    • The Martial Arts Industry Association has made available its “Retention Based Sparring” program. This includes a complete 12-level sparring curriculum, instructor training in “best practices,” and its “PRIME” concept support materials (Practical, Responsible, Involved, Mindful, Effective). Check it out here!  

 

2.) Training Equipment

There is a wide variety of training equipment available for your school – from hand targets, to body shields, to heavy and free-standing bags. And while each can be an invaluable tool in training, they also can potentially present a liability if not properly used.

    • Training equipment is the same story as sparring gear. Always read and follow the manufacturer’s warnings, use, and care instructions for any equipment you utilize.
    • Make it a practice to regularly inspect your training equipment for wear and abuse. Defective equipment presents a hazard and should be taken out of use immediately. 
    • Your instructors should have a comprehensive knowledge of how to use all of the equipment in your school safely and effectively. Think about it this way – how many sprained or broken fingers have we all seen because someone failed to hold a target or shield properly? 
    • Once you welcome in a new student, the next step is teaching them about the proper use of each piece of equipment they’ll be interacting with. Make sure new students are properly supervised while using equipment in order to nip any unsafe practices in the bud from day one.

 

3.) Hydration

With the record-setting heat we’ve been experiencing this summer, this one is more important than ever. Keeping your students properly hydrated will not only boost their performance, but it will reduce their chances of injury.

 

4.) Cleaning and Sanitation

At Kicksite we talk a lot about the importance of keeping your facility in tip-top condition. So what’s the big deal? While a well-maintained facility will help with retention, it’s also an essential part of your risk management program.  

    • The first step of good housekeeping is making sure all exits are unobstructed and free of clutter.
    • Trips and falls are a leading cause of injury in many facilities. Ever heard the mantra, “A place for everything, and everything in its place”? It’s time to put that phrase in practice!

 

5.) Abuse

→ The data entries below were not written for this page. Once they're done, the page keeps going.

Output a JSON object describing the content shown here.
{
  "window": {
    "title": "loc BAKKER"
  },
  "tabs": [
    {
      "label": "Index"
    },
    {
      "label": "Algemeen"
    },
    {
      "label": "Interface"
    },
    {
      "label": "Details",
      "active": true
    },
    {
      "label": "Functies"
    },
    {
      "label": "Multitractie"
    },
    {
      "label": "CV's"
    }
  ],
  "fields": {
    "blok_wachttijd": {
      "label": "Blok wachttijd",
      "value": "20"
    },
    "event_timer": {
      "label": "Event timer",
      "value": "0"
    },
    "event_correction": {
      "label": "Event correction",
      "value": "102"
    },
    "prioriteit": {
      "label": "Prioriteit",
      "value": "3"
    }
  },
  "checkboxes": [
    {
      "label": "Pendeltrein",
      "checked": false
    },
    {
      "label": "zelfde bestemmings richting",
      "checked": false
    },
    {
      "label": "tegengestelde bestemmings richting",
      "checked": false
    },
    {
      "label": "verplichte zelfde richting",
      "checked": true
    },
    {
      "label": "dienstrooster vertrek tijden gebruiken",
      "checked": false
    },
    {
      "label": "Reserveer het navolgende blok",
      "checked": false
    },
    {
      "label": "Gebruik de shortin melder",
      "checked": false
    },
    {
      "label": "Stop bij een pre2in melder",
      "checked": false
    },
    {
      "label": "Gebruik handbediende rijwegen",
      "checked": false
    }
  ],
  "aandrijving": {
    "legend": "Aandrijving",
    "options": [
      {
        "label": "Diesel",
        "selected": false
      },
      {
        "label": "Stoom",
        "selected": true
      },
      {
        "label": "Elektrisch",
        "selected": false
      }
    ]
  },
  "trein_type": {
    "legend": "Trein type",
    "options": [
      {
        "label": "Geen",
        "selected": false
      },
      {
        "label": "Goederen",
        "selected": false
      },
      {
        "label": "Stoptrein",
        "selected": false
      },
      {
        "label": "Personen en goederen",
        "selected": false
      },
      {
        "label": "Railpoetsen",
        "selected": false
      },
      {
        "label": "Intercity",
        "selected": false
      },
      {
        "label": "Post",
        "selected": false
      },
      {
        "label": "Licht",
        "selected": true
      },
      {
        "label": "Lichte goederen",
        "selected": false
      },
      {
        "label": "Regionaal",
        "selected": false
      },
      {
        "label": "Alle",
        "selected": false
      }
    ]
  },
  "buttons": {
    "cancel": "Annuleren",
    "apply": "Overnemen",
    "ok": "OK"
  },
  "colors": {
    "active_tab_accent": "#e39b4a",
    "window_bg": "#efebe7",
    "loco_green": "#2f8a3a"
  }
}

Sadly, abuse and molestation issues occur in many sports and physical activities, including the martial arts. 

    • Cardinal rule #1: Never allow yourself or an employee to be completely alone with a student! There is safety in numbers.
    • In 2018, Congress passed the Youth Safe Sports Act. With the enactment of this law, all businesses that teach, train, or work with youth are directly responsible for safeguarding children from abuse. Learn more here.

 

While we covered a lot of ground in the last 877 words, there’s only so much you can get to in a blog post. Consider this article as your stepping stone to understanding some of the most common risk management issues for the average martial arts school owner. Remember – knowledge is power!

Kicksite would like to thank Beth Block at Block Insurance and Michael Perri at the Martial Arts Industry Association for their contributions. Both are excellent sources of information and education on the subject of safety and risk management for your school – go give them a visit!